When you know you're going out for dinner, do you try to save your appetite for that beloved entrée and dessert? Big mistake! The last thing you want is to wind up in a restaurant feeling starved. You'll be much more likely to choose high-fat foods and inhale them at record speeds.
If you're one of those amazing people who can have one slice of bread and stop (you're our hero!), you can skip this rule. For everyone else, you can save calories and fat by simply saying, "No, thank you," when the waitstaff attempts to drop off a basket.
Get a healthy head start by choosing a good-for-you appetizer. A smart selection: salad. As we noted in Chapter 3, salads not only are a stellar nutritional pick but also help fill you up on fewer calories. Just be aware of caloric add-ons: bypass bacon, skip the shredded cheese, say ciao to those croutons. Ask for dressing and/or sauce on the side, and instead of dumping it right on top of the whole dish, dip your fork in before eating each bit. This will impart the flavor of the dressing without adding too many calories.
Order an appetizer or half-size portions instead of a full-entrée portion. Or you can share an entrée and a starter salad. This way you'll save calories and money! If these aren't options, never feel shy about bringing home leftovers. Ask your server to divide the serving in the kitchen, putting half in a doggie bag (ask to keep heated or cold if necessary) and plating the other half.
4. Fat Habit: Can't Lose the Booze!
Alcohol is a true triple threat: It's caloric, it increases appetite, and it lower inhibitions. If your nights and weekends are filled with social or business commitments, like client dinners, happy hour, and Sunday brunch, you may be adding hundreds of empty alcohol calories.
Think about your lifestyle and where potential problem areas might occur. Do you end up sipping more than you planned at happy hour with coworkers? At Sunday brunch with your friends? Keeping a food and alcohol record for a week or two can be very helpful in pinpointing your pitfalls.

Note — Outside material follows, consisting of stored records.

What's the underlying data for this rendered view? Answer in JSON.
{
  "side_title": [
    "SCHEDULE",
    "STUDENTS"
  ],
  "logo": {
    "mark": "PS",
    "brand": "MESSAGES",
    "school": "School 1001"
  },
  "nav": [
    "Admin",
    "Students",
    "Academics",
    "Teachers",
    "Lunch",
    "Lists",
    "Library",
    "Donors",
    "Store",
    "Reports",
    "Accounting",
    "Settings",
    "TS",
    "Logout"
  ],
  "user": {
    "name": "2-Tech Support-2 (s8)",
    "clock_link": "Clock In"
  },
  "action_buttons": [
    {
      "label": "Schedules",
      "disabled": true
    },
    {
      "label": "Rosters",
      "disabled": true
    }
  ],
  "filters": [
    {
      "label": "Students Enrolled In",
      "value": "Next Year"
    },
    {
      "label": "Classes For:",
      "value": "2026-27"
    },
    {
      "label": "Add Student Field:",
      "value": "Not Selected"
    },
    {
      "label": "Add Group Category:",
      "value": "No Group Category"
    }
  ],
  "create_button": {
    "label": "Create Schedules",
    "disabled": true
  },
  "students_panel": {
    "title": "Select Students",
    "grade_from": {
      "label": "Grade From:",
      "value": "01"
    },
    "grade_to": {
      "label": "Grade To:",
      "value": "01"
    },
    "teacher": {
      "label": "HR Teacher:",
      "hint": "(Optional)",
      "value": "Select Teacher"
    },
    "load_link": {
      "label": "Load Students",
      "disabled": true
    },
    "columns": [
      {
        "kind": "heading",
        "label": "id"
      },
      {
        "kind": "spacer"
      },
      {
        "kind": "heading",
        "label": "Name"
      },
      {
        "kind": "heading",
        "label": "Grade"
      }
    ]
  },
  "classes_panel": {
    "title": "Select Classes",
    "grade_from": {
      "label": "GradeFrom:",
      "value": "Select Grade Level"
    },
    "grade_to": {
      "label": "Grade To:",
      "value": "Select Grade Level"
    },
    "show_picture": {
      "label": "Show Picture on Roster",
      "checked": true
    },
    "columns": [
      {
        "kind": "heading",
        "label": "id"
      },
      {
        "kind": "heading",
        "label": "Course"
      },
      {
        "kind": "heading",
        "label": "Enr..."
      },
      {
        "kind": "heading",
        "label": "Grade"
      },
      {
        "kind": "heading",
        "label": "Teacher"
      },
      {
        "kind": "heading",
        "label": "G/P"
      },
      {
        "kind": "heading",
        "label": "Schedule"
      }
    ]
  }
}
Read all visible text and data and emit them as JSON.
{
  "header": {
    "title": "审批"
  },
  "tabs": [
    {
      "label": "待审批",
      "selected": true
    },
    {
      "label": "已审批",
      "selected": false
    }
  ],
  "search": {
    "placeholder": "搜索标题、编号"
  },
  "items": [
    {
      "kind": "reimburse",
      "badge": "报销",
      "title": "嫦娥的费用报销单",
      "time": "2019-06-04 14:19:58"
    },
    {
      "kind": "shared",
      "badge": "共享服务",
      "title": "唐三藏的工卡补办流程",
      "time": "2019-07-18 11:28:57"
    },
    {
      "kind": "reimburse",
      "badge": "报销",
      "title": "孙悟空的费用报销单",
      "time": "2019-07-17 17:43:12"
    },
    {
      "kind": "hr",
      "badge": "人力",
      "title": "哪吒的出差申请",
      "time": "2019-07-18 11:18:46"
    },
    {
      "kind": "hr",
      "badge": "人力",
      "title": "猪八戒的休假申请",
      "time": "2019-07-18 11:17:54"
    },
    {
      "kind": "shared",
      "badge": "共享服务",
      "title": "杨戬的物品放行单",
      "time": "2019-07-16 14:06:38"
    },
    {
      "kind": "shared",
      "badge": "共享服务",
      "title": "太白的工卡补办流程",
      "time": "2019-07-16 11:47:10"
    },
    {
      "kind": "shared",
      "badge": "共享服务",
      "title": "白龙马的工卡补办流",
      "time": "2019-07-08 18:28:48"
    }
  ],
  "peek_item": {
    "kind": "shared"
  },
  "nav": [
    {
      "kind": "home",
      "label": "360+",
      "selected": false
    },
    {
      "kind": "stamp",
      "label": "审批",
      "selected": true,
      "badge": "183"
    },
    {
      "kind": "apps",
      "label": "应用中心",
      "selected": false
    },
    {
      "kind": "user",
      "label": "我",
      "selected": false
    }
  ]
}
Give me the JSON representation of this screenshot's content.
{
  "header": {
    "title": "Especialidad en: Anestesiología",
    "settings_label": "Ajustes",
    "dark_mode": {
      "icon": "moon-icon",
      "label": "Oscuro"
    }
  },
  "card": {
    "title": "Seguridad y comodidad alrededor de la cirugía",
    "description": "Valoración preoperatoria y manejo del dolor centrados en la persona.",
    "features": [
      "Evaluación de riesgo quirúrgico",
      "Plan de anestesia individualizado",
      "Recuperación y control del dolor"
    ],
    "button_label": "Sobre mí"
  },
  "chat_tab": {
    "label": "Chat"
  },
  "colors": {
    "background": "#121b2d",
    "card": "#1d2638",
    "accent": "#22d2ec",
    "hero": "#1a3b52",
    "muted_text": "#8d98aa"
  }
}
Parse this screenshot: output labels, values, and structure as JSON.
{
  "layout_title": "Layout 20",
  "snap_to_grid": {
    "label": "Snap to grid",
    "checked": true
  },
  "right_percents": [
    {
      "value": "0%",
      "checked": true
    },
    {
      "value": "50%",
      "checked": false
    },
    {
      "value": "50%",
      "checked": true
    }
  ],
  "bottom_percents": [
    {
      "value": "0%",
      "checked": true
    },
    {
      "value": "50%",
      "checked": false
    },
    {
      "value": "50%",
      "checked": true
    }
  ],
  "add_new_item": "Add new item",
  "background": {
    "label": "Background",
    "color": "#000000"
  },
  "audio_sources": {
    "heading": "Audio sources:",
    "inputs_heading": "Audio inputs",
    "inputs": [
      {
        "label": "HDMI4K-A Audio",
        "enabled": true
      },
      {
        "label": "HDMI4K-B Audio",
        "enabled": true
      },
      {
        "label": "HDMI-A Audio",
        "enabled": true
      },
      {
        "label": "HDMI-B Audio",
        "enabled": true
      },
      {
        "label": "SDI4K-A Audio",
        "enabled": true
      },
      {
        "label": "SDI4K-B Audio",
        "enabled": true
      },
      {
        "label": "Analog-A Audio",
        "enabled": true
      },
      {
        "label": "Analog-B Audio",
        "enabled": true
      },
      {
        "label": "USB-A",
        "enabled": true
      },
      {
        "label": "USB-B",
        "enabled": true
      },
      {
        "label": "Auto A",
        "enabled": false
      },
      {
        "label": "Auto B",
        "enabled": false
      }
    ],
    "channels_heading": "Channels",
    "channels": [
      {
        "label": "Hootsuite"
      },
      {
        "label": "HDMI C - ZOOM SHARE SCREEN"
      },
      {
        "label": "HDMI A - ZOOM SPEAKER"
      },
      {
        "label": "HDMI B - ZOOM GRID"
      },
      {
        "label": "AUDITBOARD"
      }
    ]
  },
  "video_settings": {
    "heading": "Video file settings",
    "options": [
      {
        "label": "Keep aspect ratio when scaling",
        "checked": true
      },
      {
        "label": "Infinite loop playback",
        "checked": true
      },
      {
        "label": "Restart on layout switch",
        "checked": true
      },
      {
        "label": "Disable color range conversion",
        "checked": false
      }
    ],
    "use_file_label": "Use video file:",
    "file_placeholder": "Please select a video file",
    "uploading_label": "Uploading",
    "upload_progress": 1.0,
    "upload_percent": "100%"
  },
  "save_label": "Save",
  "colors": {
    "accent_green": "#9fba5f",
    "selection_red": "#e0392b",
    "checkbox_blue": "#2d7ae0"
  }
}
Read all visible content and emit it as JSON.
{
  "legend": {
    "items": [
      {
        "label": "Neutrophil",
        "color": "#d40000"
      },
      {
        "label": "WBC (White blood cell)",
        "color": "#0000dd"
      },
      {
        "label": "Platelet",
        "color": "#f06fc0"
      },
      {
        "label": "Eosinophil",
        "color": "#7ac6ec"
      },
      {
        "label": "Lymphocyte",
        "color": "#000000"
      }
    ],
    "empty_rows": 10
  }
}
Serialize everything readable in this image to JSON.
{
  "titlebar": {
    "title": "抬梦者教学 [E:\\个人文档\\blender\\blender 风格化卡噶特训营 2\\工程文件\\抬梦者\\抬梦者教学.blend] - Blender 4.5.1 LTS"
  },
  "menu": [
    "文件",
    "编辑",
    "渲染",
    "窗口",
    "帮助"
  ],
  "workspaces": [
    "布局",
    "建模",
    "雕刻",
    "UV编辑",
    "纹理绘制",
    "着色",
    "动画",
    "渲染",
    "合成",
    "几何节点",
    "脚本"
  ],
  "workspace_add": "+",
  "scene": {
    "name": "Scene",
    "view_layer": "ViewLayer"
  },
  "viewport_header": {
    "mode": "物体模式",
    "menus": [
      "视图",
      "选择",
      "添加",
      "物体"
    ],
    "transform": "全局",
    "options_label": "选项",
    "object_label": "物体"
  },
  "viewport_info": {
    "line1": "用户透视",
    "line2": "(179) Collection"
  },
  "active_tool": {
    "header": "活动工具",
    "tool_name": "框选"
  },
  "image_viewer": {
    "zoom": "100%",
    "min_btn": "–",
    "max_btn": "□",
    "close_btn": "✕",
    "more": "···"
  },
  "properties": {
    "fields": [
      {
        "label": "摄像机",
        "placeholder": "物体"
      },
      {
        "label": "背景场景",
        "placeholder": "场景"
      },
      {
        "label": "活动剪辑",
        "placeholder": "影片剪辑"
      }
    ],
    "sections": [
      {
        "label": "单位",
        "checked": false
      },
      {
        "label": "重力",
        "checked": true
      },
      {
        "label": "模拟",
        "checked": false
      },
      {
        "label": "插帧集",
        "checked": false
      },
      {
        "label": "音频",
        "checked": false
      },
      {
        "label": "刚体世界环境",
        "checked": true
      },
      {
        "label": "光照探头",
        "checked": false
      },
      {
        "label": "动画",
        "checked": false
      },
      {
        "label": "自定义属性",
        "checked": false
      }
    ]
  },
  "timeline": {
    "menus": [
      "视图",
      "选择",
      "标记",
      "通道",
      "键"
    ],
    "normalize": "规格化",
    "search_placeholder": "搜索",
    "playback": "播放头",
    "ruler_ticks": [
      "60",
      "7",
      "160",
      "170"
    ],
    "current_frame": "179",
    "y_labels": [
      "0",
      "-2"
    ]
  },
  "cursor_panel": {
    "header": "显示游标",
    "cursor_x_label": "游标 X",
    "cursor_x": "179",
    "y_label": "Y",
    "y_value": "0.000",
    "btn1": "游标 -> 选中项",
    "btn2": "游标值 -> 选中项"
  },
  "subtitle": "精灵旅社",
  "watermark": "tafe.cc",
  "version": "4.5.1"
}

Instead of meeting friends for drinks after work, make plans to take a Zumba class or go for a speed walk. You can always grab a healthy dinner afterward, without the alcohol.
No one will even notice you're still on your first drink as they're getting ready for number three or four. It sounds simple, but it works.
5. Fat Habit: "I'm Always Hungry!"
It's biologically impossible to lose weight without feeling some amount of hunger. It all comes down to hunger management—how well you do it can determine how successful you are at losing weight and keeping it off.
Some people who are always "hungry" may be mistaking food for love or support; if you're unable to find the love and support you need through your relationships, you may feel hungry or unsatisfied and turn to food for comfort. In some cases, a diet that is rich in junk foods or treats triggers intense cravings and makes it almost impossible to manage your hunger. Another common cause: skipping meals. If you miss meals or don't eat regularly (every three to four hours), hunger could rear its ugly head.
All of us have the innate ability to control calories—you just have to listen to your body. To get back in touch with your body's hunger and fullness signals, you can try using the hunger scale. See: http://www.appforhealth.com/2012/09/how-to-control-your-cravings/